Aging Machine Gets in Gear for ‘Rosty’ : Politics: The powerful House panel chairman heads into a Chicago primary today too close to call. A rival says voters are ready for a change.
The remnants of the once all-powerful Chicago Democratic organization prepared to mobilize today in a final effort to win the party primary for Dan Rostenkowski, chairman of the House Ways and Means committee.
The five-way contest is considered too close to call. On election eve, polls indicated one-fifth of potential voters were still undecided.
The 66-year-old “Rosty” normally would be a shoo-in, but his reelection chances are endangered by unresolved allegations that he misused public funds in the House post office scandal. A federal prosecutor says a two-year-old investigation is now in its “final stages.”
President Clinton and congressional Democratic leaders have taken the rare step of intervening in a party primary to endorse Rostenkowski, claiming that his skills are essential to passage of health care and welfare reform bills.
Rostenkowski’s major challenger, State Sen. John Cullerton, predicts an anti-incumbent mood will carry him to an upset victory. “People are ready for a change,” he contends. “If he (Rostenkowski) is indicted, he will lose all his power.
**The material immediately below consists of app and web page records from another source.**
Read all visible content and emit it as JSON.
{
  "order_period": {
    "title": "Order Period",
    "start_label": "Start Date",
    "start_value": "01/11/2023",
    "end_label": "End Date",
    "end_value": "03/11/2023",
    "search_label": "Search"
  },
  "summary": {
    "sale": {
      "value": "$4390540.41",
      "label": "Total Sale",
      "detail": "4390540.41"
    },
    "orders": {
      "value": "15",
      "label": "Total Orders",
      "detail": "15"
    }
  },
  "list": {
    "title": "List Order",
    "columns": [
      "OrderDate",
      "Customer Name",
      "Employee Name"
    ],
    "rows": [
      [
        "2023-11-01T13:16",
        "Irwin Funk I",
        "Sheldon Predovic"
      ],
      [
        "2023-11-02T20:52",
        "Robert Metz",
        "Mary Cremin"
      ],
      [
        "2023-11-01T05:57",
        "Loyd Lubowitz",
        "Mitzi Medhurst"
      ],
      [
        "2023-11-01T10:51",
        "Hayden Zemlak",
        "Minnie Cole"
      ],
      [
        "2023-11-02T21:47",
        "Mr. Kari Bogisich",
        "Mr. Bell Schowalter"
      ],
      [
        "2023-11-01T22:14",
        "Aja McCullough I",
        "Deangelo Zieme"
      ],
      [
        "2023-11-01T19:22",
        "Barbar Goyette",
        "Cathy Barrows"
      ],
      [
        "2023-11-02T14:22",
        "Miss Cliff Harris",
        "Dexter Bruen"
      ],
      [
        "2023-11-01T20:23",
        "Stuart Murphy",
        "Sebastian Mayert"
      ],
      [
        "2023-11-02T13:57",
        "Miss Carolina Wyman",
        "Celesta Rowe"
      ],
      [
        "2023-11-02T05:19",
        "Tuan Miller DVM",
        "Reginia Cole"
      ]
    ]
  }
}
Let’s decide who has the best future.”
Former alderman Dick Simpson, who pulled 43% of the vote in 1992 in his one-on-one race against Rostenkowski, is considered to be trailing the leaders, with two other minor candidates bringing up the rear.
Billy Banks, the boss of the 36th ward on the Northwest side that includes a large slice of Rostenkowski’s 5th District, said he would assign more than 1,000 precinct workers from his ward to get out the vote for Rostenkowski, sending some to the western suburbs. Other regular Democratic leaders were expected to add hundreds more to the small army of volunteers to bring party stalwarts to the polls.
“This is the toughest race in the city, but we think we can swing it,” said Banks.
Rostenkowski, who has served 35 years in Congress and reigned over the influential Ways and Means committee ever since 1981, has brought home federal largess in recent days. The Fire Department’s rescue squad received a surplus Army helicopter. The city also got a $4-million Social Security building and a Job Corps Center to train 500 youngsters a year.
Rostenkowski bristled at the suggestion that he was trying to swing the election with delivery of pork barrel projects, saying that if he made a mistake it was in not saying more about what he had done for the city and the state.
“You almost get as red as a Mott’s tomato when you talk about yourself,” he grumbled at one event.
Despite some defections by ward leaders, Rostenkowski has the backing of the regular Democratic organizations and Mayor Richard M. Daley. Even Republican Gov. Jim Edgar came about as close as he could to an endorsement last week by declaring that Rostenkowski had been “helpful” to the state by his connections in Washington.
The battleground is a slice of Chicago’s North Side, starting with high-rises on the lakefront and stretching across miles of bungalows to the DuPage County line west of the city.
Its residents are overwhelmingly whites of European background, with about 13% Latinos and 6% Asians. Many of the neighborhoods, particularly the western suburbs, were added to Rostenkowski’s turf as a result of redistricting.
The drumbeat of stories about investigations into the trading of postage stamps for cash, putting “ghost” employees on the payroll and buying costly gifts for friends with public funds clearly has tarnished Rostenkowski’s image.
“I’m not going to vote for him this time--no, no, no,” said a Chicago business woman who asked not to be named. “The post office stuff turned me off.”
But another voter, Dave Moss of suburban Schiller Park, said: “I’m disheartened, but he has done good for us--he keeps everything stable. I’ll probably vote for Rostenkowski.”
Turnout was expected to be light despite forecasts for a mild spring day, with temperatures in the mid-40s. Voter registration in Chicago overall has hit a 74-year-low.